Sara: What I was able to identify is that talking about it really helps me; that hearing other experiences from other classmates who struggled during [their] practicum with mentor/teacher dynamics, that was very helpful for me. And also some kind of artistic expression is very helpful for me… [My exploration] may turn out to be a collage. It may turn out to be a painting on canvas.
Sara: It might be a number of sketches.
Sara: I think it’s going to turn into that because this week there’s so much in [my head] and the only way that I’m going to be able to get any kind of clearing from that is to go whoosh, [let it all out] on a canvas.
Mentor: Great… And maybe keep the odd journal notes so that you have those little touchstones for the point in time in which you were creating that piece of art. And have you thought of…who you might approach to be your second thinking friend?
Sara: Yeah... I’m someone who asks a lot of questions, and [intellectual] knowledge makes me feel very comfortable.... That’s why I always ask questions because then if a question means I don’t know something therefore I’m seeking an answer to know it. And I do that in every part of my life, which can be very annoying at times. But knowledge makes me feel comfortable, it makes me feel secure. And this experience made me feel really uncomfortable and very insecure and so that’s why this is a very great starting point.
Mentor: Absolutely it is. Yeah.
Sara: [It’s a place] for me to ferret out and turn the emotion into fact so that I can understand it. Does that make sense? Making that transition between emotionally it’s going like this in my head and in my heart, and feeling heavy and just ugh all the time because if I can’t put words to the emotion I can’t understand what happened or how I felt or why I felt a certain way when I did. But by investigating these certain questions about, you know, whatever; doing that will help me find and be able to put a more tangible understanding onto the emotional feeling of it… It’s making… that transition to have it be one understanding with an emotional response to a factual event; why, what happened, and how it’s meshing.

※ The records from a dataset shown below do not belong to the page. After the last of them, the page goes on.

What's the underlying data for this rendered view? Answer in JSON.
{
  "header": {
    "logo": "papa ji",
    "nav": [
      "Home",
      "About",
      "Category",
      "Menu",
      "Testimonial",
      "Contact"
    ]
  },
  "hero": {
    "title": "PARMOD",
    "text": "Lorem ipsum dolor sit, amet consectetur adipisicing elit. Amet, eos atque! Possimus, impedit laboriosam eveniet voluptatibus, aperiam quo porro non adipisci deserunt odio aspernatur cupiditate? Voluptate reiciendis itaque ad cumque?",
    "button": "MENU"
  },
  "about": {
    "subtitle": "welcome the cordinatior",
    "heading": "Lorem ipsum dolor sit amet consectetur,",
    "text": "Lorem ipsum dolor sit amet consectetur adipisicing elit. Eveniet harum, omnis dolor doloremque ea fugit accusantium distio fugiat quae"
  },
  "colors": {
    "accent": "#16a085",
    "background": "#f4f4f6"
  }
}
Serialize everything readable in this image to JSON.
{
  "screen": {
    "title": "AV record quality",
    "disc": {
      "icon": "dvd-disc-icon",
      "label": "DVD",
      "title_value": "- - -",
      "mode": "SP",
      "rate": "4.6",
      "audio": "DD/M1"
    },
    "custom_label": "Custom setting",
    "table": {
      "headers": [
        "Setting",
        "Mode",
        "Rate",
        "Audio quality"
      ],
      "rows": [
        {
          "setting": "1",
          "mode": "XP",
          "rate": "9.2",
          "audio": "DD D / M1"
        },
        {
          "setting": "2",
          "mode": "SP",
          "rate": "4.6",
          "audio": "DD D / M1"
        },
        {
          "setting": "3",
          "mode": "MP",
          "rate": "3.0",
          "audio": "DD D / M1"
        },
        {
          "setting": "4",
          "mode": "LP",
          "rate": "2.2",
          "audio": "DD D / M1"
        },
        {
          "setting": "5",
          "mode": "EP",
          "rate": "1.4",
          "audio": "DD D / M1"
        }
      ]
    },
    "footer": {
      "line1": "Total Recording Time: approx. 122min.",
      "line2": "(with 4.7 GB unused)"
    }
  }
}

Mentor: This gives you a chance to process it. And those emotions are really important sources of knowing. We need time to process them and to translate them into language because we think with words or images. Images are very powerful too. I mean if you’re comfortable staying in the cyclical process and you’re okay with returning to it and going okay, here’s another cycle and now I’m going this way. That’s exactly what you should be doing.
Sara: Yeah. That’s what [another instructor] had said...at the very beginning of my practicum. “Are you comfortable in the chaos?” And I’ll always remember that. It makes sense. I am comfortable in the chaos and I know that’s transformative learning and I know that it’s the unbounded questions that help us process and help us understand….
Sara: Questions come from other questions and that is a process that is forever… But if I can get some kind of grasp on what happened [emotionally] for the last 10 weeks of my life I’d really like to know.
I began this inquiry process by focusing on the dynamics and relationships of others (perhaps a subconscious way of remaining impartial and ignoring the ‘felt’ experience of my own professional relationship). I realized along the way, how backwards this approach was – I needed to look at myself first, which then led to self-awareness of my seemingly separate identities within my professional relationship with my mentor teacher. This further led into investigating myself within relationships with others; 1+2=3